But it was not to be, and the signs came early. Marquis had to leave the team late in spring training after his daughter was injured in a bicycle accident. That on it’s own is more important than baseball, but also delayed the start of his season as he made two starts for Double-A New Britain in order to stay close to home and remain on a regular pitching schedule.
Marquis re-joined the Twins in mid-April and was ok in his first start, allowing four runs on five innings against the New York Yankees as he shook off allowing three runs in the first inning, benefited from some run support and got a win. He was able to put together a couple of solid starts against the Kansas City Royals and Seattle Mariners in late April and early May, but allowed 18 earned runs over his next three starts (10.2 innings). The final of those three outings, and his final start for the Twins, was his worst as he allowed eight runs to the Milwaukee Brewers in just 1.2 innings on May 20.
The Twins designated Marquis for assignment on May 22 after he posted a 8.47 ERA over seven starts, then he eventually landed with the San Diego Padres after clearing waivers. Being back in the National League clearly benefited him some, as he went 6-7 with a 4.04 ERA in 15 starts (93.2 innings) with the Padres before being sidelined by a wrist issue and not pitching after August 21.
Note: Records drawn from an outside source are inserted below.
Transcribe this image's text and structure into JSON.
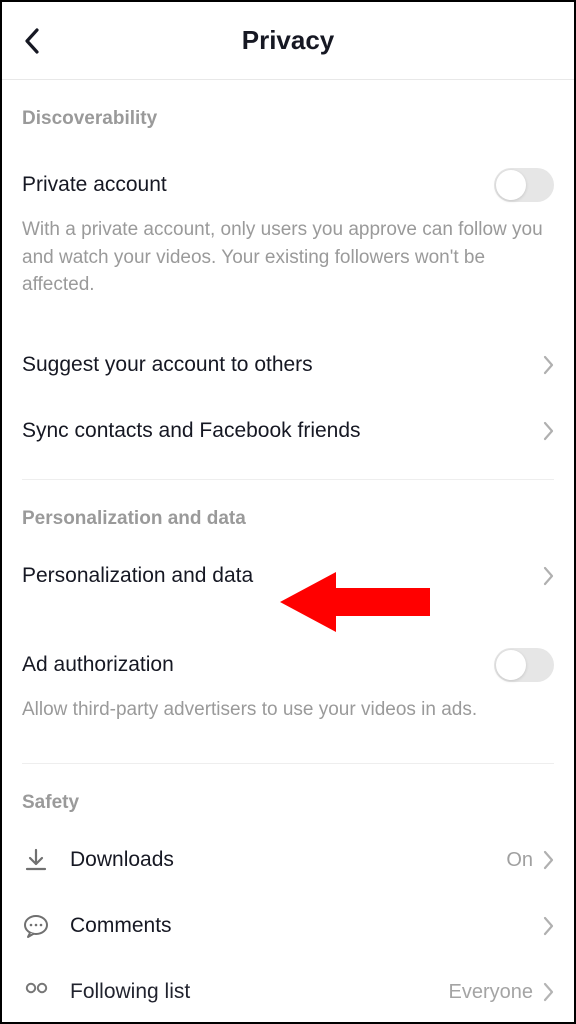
{
  "header": {
    "title": "Privacy"
  },
  "sections": {
    "discoverability": {
      "title": "Discoverability",
      "private_account": {
        "label": "Private account",
        "description": "With a private account, only users you approve can follow you and watch your videos. Your existing followers won't be affected.",
        "enabled": false
      },
      "suggest": {
        "label": "Suggest your account to others"
      },
      "sync": {
        "label": "Sync contacts and Facebook friends"
      }
    },
    "personalization": {
      "title": "Personalization and data",
      "data": {
        "label": "Personalization and data"
      },
      "ad_auth": {
        "label": "Ad authorization",
        "description": "Allow third-party advertisers to use your videos in ads.",
        "enabled": false
      }
    },
    "safety": {
      "title": "Safety",
      "downloads": {
        "label": "Downloads",
        "value": "On"
      },
      "comments": {
        "label": "Comments"
      },
      "following_list": {
        "label": "Following list",
        "value": "Everyone"
      }
    }
  },
  "colors": {
    "arrow": "#ff0000"
  }
}
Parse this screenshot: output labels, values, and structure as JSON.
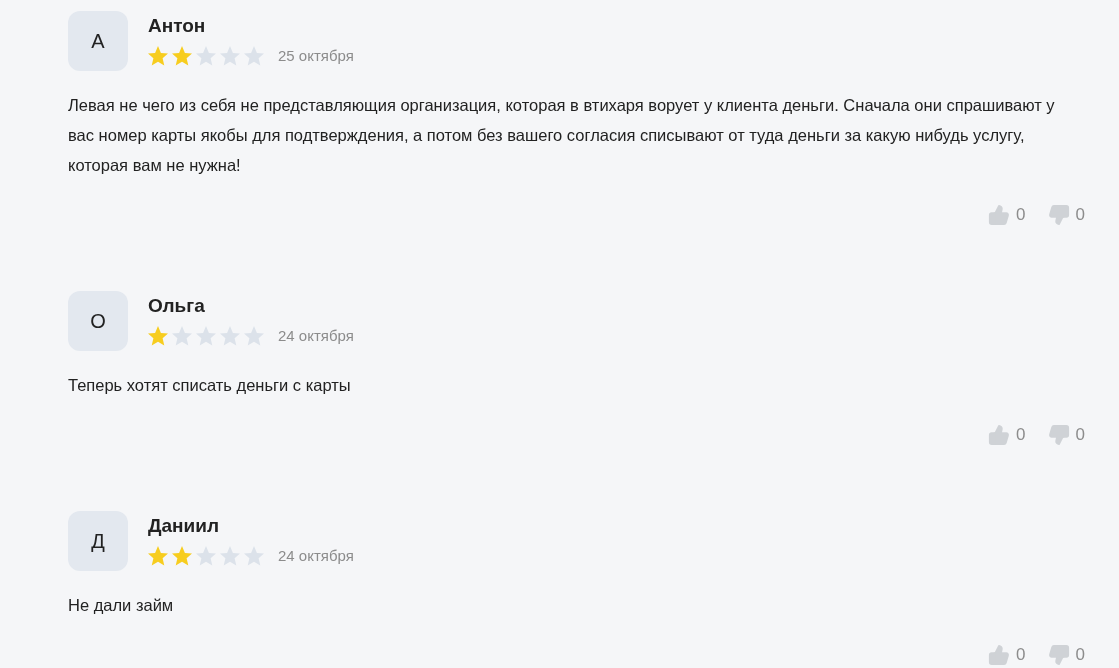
{
  "reviews": [
    {
      "avatar": "А",
      "name": "Антон",
      "stars": 2,
      "date": "25 октября",
      "text": "Левая не чего из себя не представляющия организация, которая в втихаря ворует у клиента деньги. Сначала они спрашивают у вас номер карты якобы для подтверждения, а потом без вашего согласия списывают от туда деньги за какую нибудь услугу, которая вам не нужна!",
      "likes": "0",
      "dislikes": "0"
    },
    {
      "avatar": "О",
      "name": "Ольга",
      "stars": 1,
      "date": "24 октября",
      "text": "Теперь хотят списать деньги с карты",
      "likes": "0",
      "dislikes": "0"
    },
    {
      "avatar": "Д",
      "name": "Даниил",
      "stars": 2,
      "date": "24 октября",
      "text": "Не дали займ",
      "likes": "0",
      "dislikes": "0"
    }
  ]
}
All things considered the Twins’ front office, with perhaps some input from pertinent field staff, should be commended for realizing Marquis could not cut it and making a move as quickly as they did. Not really getting a return on their $3 million investment is obviously not ideal, but it was the right move to cut bait and that will hopefully encourage more liberal spending on starting pitching this coming off-season.